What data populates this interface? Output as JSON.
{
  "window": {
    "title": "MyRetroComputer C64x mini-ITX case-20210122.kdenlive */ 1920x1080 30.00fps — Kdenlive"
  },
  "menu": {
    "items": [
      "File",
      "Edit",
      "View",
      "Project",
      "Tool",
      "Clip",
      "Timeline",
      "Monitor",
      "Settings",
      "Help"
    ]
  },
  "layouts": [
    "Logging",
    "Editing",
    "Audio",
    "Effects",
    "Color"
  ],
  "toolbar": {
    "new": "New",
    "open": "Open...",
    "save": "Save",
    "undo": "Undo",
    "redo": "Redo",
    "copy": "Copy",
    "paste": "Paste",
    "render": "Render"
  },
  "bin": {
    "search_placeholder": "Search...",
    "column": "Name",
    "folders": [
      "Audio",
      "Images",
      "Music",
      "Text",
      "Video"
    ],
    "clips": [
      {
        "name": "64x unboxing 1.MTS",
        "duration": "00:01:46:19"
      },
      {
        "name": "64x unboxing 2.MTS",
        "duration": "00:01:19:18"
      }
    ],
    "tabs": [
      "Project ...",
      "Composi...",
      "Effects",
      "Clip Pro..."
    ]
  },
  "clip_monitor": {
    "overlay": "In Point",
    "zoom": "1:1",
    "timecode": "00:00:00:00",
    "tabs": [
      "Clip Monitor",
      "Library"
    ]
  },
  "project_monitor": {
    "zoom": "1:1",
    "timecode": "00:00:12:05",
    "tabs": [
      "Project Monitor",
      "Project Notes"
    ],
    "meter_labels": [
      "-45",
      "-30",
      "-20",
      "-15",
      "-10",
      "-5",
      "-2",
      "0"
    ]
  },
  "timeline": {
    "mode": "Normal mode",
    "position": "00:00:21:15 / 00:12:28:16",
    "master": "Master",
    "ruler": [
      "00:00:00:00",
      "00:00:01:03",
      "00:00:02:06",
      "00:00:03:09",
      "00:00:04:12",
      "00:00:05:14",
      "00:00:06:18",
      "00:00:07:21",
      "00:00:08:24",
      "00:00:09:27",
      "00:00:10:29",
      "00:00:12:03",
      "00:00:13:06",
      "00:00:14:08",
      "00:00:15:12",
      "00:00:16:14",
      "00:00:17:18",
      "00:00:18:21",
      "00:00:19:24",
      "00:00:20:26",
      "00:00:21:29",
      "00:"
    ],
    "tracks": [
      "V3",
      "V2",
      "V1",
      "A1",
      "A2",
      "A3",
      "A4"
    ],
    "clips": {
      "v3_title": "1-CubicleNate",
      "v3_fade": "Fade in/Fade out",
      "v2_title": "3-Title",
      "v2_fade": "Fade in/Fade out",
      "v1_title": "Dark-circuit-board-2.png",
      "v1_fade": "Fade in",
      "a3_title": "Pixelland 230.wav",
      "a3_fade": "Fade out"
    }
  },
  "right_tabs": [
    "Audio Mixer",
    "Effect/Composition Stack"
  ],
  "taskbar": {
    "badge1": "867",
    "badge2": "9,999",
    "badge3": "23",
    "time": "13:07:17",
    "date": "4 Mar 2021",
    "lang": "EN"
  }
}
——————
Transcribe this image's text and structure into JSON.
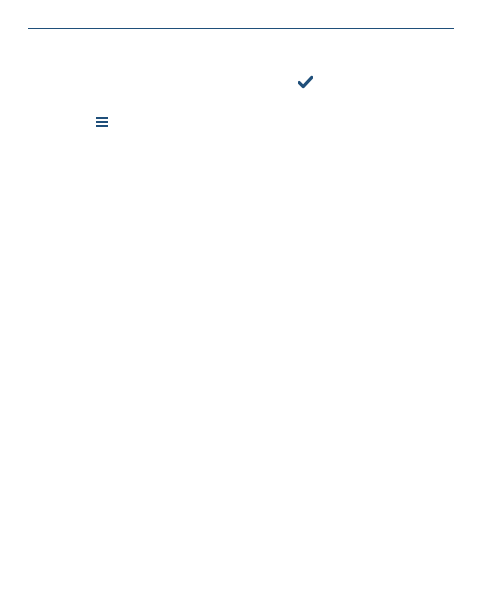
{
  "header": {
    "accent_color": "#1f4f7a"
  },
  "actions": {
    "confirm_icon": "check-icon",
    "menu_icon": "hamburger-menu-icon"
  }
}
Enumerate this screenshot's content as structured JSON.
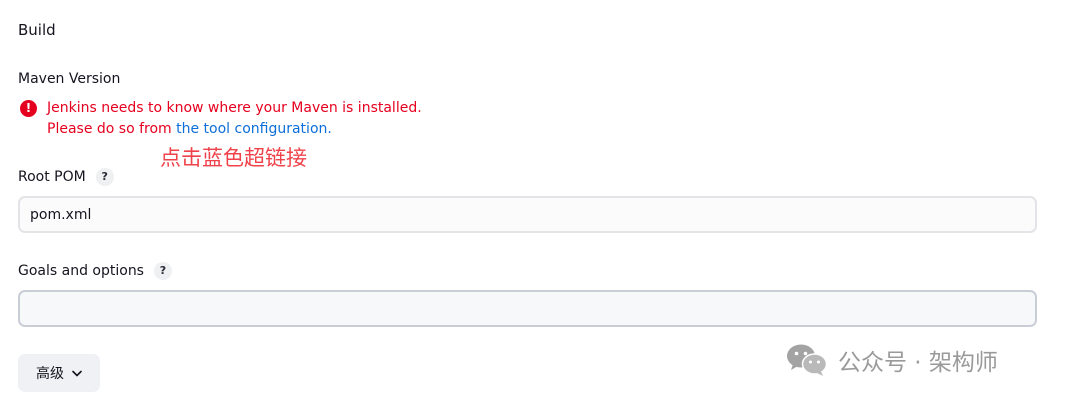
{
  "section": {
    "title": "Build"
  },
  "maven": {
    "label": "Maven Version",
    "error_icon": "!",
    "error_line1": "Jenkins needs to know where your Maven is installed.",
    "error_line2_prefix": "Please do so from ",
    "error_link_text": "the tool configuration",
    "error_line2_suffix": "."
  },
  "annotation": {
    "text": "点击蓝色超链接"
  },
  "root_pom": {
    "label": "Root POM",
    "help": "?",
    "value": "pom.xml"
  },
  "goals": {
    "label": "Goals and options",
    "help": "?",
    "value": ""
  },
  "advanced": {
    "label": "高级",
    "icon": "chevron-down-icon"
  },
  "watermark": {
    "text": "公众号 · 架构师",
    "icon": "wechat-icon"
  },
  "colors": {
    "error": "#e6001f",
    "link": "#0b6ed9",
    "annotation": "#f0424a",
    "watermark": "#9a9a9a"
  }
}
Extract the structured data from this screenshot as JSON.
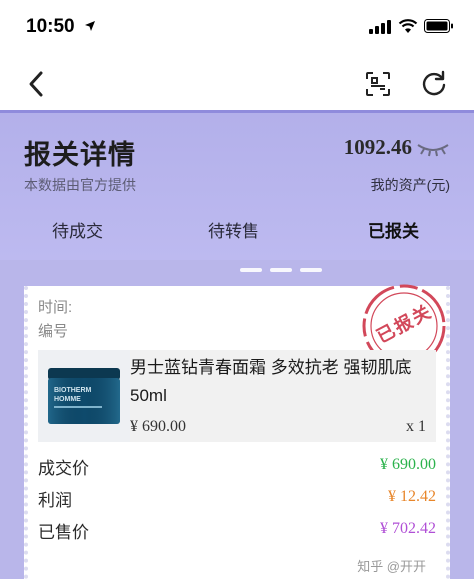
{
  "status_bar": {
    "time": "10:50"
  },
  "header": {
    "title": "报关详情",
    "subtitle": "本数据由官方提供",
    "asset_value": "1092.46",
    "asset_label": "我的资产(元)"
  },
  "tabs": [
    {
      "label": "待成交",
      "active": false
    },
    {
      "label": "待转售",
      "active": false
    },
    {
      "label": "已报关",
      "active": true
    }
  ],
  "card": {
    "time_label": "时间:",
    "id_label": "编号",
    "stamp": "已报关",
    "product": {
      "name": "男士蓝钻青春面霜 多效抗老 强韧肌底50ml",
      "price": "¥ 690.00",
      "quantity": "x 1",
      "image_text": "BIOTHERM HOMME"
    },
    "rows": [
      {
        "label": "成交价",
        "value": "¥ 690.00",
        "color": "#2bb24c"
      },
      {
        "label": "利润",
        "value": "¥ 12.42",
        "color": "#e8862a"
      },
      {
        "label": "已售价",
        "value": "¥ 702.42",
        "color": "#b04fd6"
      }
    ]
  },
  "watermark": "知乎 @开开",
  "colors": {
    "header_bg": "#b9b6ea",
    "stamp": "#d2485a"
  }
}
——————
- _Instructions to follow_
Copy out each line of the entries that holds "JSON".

- _Task response_
What data populates this interface? Output as JSON.
Transcribe this image's text and structure into JSON.
Enumerate this screenshot's content as structured JSON.
Extract the structured data from this screenshot as JSON.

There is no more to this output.